Example 5: Each process has a nonempty array of values. Find the minimum global value, the rank of the process that holds it, and its index on this process.
#define LEN 1000 float val[LEN]; /* local array of values */ int count; /* local number of values */ int myrank, minrank, minindex; float minval; struct { float value; int index; } in, out; /* local minloc */ in.value = val[0]; in.index = 0; for (i=1; i < count; i++) if (in.value > val[i]) { in.value = val[i]; in.index = i; } /* global minloc */ MPI_Comm_rank(MPI_COMM_WORLD, &myrank); in.index = myrank*LEN + in.index; MPI_Reduce( in, out, 1, MPI_FLOAT_INT, MPI_MINLOC, root, comm ); /* At this point, the answer resides on process root */ if (myrank == root) { /* read answer out */ minval = out.value; minrank = out.index / LEN; minindex = out.index % LEN;
All MPI objects (e.g., MPI_Datatype, MPI_Comm) are of type INTEGER in Fortran.
The reduction functions ( MPI_Op ) do not return an error value. As a result, if the functions detect an error, all they can do is either call MPI_Abort or silently skip the problem. Thus, if you change the error handler from MPI_ERRORS_ARE_FATAL to something else, for example, MPI_ERRORS_RETURN , then no error may be indicated.

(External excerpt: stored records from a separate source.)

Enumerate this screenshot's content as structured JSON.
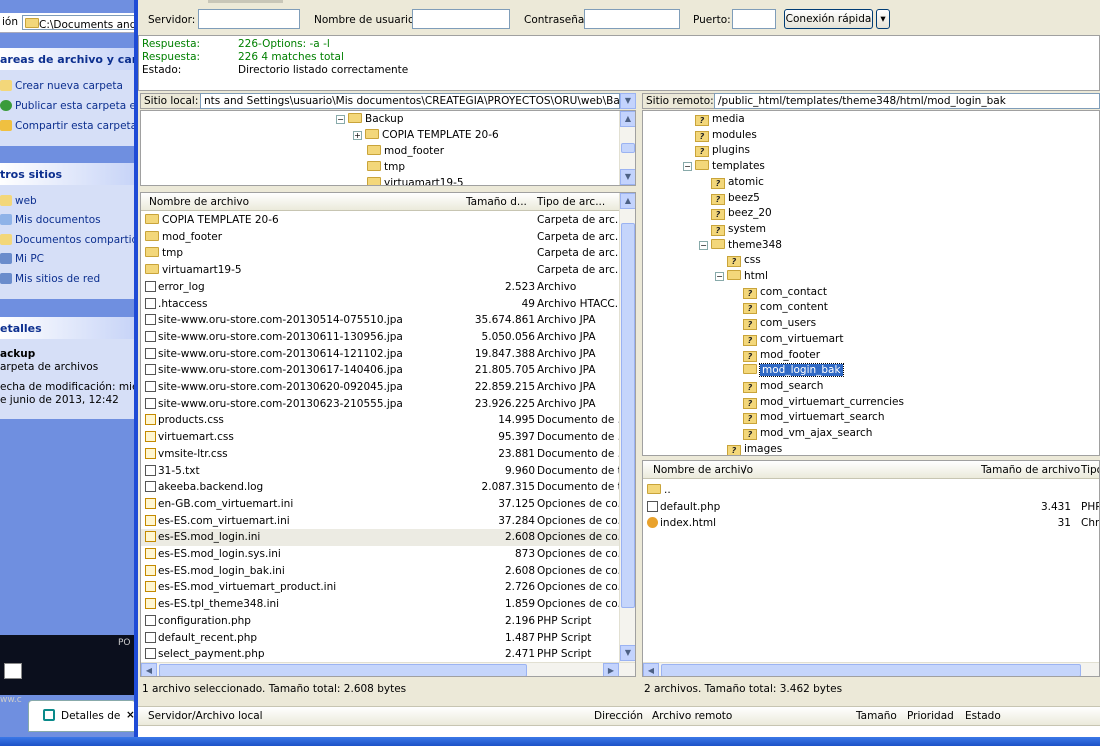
{
  "explorer": {
    "address_label": "ión",
    "address_value": "C:\\Documents and S",
    "tasks_title": "areas de archivo y carpe",
    "tasks": [
      "Crear nueva carpeta",
      "Publicar esta carpeta en W",
      "Compartir esta carpeta"
    ],
    "other_title": "tros sitios",
    "other": [
      "web",
      "Mis documentos",
      "Documentos compartidos",
      "Mi PC",
      "Mis sitios de red"
    ],
    "details_title": "etalles",
    "details_name": "ackup",
    "details_type": "arpeta de archivos",
    "details_mod": "echa de modificación: miércol",
    "details_date": "e junio de 2013, 12:42",
    "thumb_text": "PO",
    "thumb_text2": "ww.c",
    "taskbtn_label": "Detalles de"
  },
  "quickconnect": {
    "server_label": "Servidor:",
    "user_label": "Nombre de usuario:",
    "pass_label": "Contraseña:",
    "port_label": "Puerto:",
    "button": "Conexión rápida",
    "dropdown": "▾"
  },
  "log": [
    {
      "k": "Respuesta:",
      "v": "226-Options: -a -l",
      "c": "green"
    },
    {
      "k": "Respuesta:",
      "v": "226 4 matches total",
      "c": "green"
    },
    {
      "k": "Estado:",
      "v": "Directorio listado correctamente",
      "c": "black"
    }
  ],
  "local": {
    "site_label": "Sitio local:",
    "site_value": "nts and Settings\\usuario\\Mis documentos\\CREATEGIA\\PROYECTOS\\ORU\\web\\Backup\\",
    "tree": [
      "Backup",
      "COPIA TEMPLATE 20-6",
      "mod_footer",
      "tmp",
      "virtuamart19-5"
    ],
    "headers": [
      "Nombre de archivo",
      "Tamaño d...",
      "Tipo de arc..."
    ],
    "files": [
      {
        "n": "COPIA TEMPLATE 20-6",
        "s": "",
        "t": "Carpeta de arc...",
        "i": "folder"
      },
      {
        "n": "mod_footer",
        "s": "",
        "t": "Carpeta de arc...",
        "i": "folder"
      },
      {
        "n": "tmp",
        "s": "",
        "t": "Carpeta de arc...",
        "i": "folder"
      },
      {
        "n": "virtuamart19-5",
        "s": "",
        "t": "Carpeta de arc...",
        "i": "folder"
      },
      {
        "n": "error_log",
        "s": "2.523",
        "t": "Archivo",
        "i": "file"
      },
      {
        "n": ".htaccess",
        "s": "49",
        "t": "Archivo HTACC...",
        "i": "file"
      },
      {
        "n": "site-www.oru-store.com-20130514-075510.jpa",
        "s": "35.674.861",
        "t": "Archivo JPA",
        "i": "file"
      },
      {
        "n": "site-www.oru-store.com-20130611-130956.jpa",
        "s": "5.050.056",
        "t": "Archivo JPA",
        "i": "file"
      },
      {
        "n": "site-www.oru-store.com-20130614-121102.jpa",
        "s": "19.847.388",
        "t": "Archivo JPA",
        "i": "file"
      },
      {
        "n": "site-www.oru-store.com-20130617-140406.jpa",
        "s": "21.805.705",
        "t": "Archivo JPA",
        "i": "file"
      },
      {
        "n": "site-www.oru-store.com-20130620-092045.jpa",
        "s": "22.859.215",
        "t": "Archivo JPA",
        "i": "file"
      },
      {
        "n": "site-www.oru-store.com-20130623-210555.jpa",
        "s": "23.926.225",
        "t": "Archivo JPA",
        "i": "file"
      },
      {
        "n": "products.css",
        "s": "14.995",
        "t": "Documento de ...",
        "i": "edit"
      },
      {
        "n": "virtuemart.css",
        "s": "95.397",
        "t": "Documento de ...",
        "i": "edit"
      },
      {
        "n": "vmsite-ltr.css",
        "s": "23.881",
        "t": "Documento de ...",
        "i": "edit"
      },
      {
        "n": "31-5.txt",
        "s": "9.960",
        "t": "Documento de t...",
        "i": "file"
      },
      {
        "n": "akeeba.backend.log",
        "s": "2.087.315",
        "t": "Documento de t...",
        "i": "file"
      },
      {
        "n": "en-GB.com_virtuemart.ini",
        "s": "37.125",
        "t": "Opciones de co...",
        "i": "edit"
      },
      {
        "n": "es-ES.com_virtuemart.ini",
        "s": "37.284",
        "t": "Opciones de co...",
        "i": "edit"
      },
      {
        "n": "es-ES.mod_login.ini",
        "s": "2.608",
        "t": "Opciones de co...",
        "i": "edit",
        "sel": true
      },
      {
        "n": "es-ES.mod_login.sys.ini",
        "s": "873",
        "t": "Opciones de co...",
        "i": "edit"
      },
      {
        "n": "es-ES.mod_login_bak.ini",
        "s": "2.608",
        "t": "Opciones de co...",
        "i": "edit"
      },
      {
        "n": "es-ES.mod_virtuemart_product.ini",
        "s": "2.726",
        "t": "Opciones de co...",
        "i": "edit"
      },
      {
        "n": "es-ES.tpl_theme348.ini",
        "s": "1.859",
        "t": "Opciones de co...",
        "i": "edit"
      },
      {
        "n": "configuration.php",
        "s": "2.196",
        "t": "PHP Script",
        "i": "file"
      },
      {
        "n": "default_recent.php",
        "s": "1.487",
        "t": "PHP Script",
        "i": "file"
      },
      {
        "n": "select_payment.php",
        "s": "2.471",
        "t": "PHP Script",
        "i": "file"
      }
    ],
    "status": "1 archivo seleccionado. Tamaño total: 2.608 bytes"
  },
  "remote": {
    "site_label": "Sitio remoto:",
    "site_value": "/public_html/templates/theme348/html/mod_login_bak",
    "tree": [
      {
        "n": "media",
        "d": 2,
        "q": true
      },
      {
        "n": "modules",
        "d": 2,
        "q": true
      },
      {
        "n": "plugins",
        "d": 2,
        "q": true
      },
      {
        "n": "templates",
        "d": 2,
        "q": false,
        "e": "−"
      },
      {
        "n": "atomic",
        "d": 3,
        "q": true
      },
      {
        "n": "beez5",
        "d": 3,
        "q": true
      },
      {
        "n": "beez_20",
        "d": 3,
        "q": true
      },
      {
        "n": "system",
        "d": 3,
        "q": true
      },
      {
        "n": "theme348",
        "d": 3,
        "q": false,
        "e": "−"
      },
      {
        "n": "css",
        "d": 4,
        "q": true
      },
      {
        "n": "html",
        "d": 4,
        "q": false,
        "e": "−"
      },
      {
        "n": "com_contact",
        "d": 5,
        "q": true
      },
      {
        "n": "com_content",
        "d": 5,
        "q": true
      },
      {
        "n": "com_users",
        "d": 5,
        "q": true
      },
      {
        "n": "com_virtuemart",
        "d": 5,
        "q": true
      },
      {
        "n": "mod_footer",
        "d": 5,
        "q": true
      },
      {
        "n": "mod_login_bak",
        "d": 5,
        "q": false,
        "sel": true
      },
      {
        "n": "mod_search",
        "d": 5,
        "q": true
      },
      {
        "n": "mod_virtuemart_currencies",
        "d": 5,
        "q": true
      },
      {
        "n": "mod_virtuemart_search",
        "d": 5,
        "q": true
      },
      {
        "n": "mod_vm_ajax_search",
        "d": 5,
        "q": true
      },
      {
        "n": "images",
        "d": 4,
        "q": true
      }
    ],
    "headers": [
      "Nombre de archivo",
      "/",
      "Tamaño de archivo",
      "Tipo"
    ],
    "files": [
      {
        "n": "..",
        "s": "",
        "t": "",
        "i": "folder"
      },
      {
        "n": "default.php",
        "s": "3.431",
        "t": "PHP",
        "i": "file"
      },
      {
        "n": "index.html",
        "s": "31",
        "t": "Chr",
        "i": "chrome"
      }
    ],
    "status": "2 archivos. Tamaño total: 3.462 bytes"
  },
  "queue": {
    "headers": [
      "Servidor/Archivo local",
      "Dirección",
      "Archivo remoto",
      "Tamaño",
      "Prioridad",
      "Estado"
    ]
  }
}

The reason for this is the performance problems in ensuring that all collective routines return the same error value.
Before the error value is returned, the current MPI error handler is called. By default, this error handler aborts the MPI job, except for I/O function errors. The error handler may be changed with MPI_Comm_set_errhandler; the predefined error handler MPI_ERRORS_RETURN may be used to cause error values to be returned. Note that MPI does not guarantee that an MPI program can continue past an error.
MPI_Allreduce
MPI_Reduce_scatter
MPI_Scan
MPI_Op_create
MPI_Op_free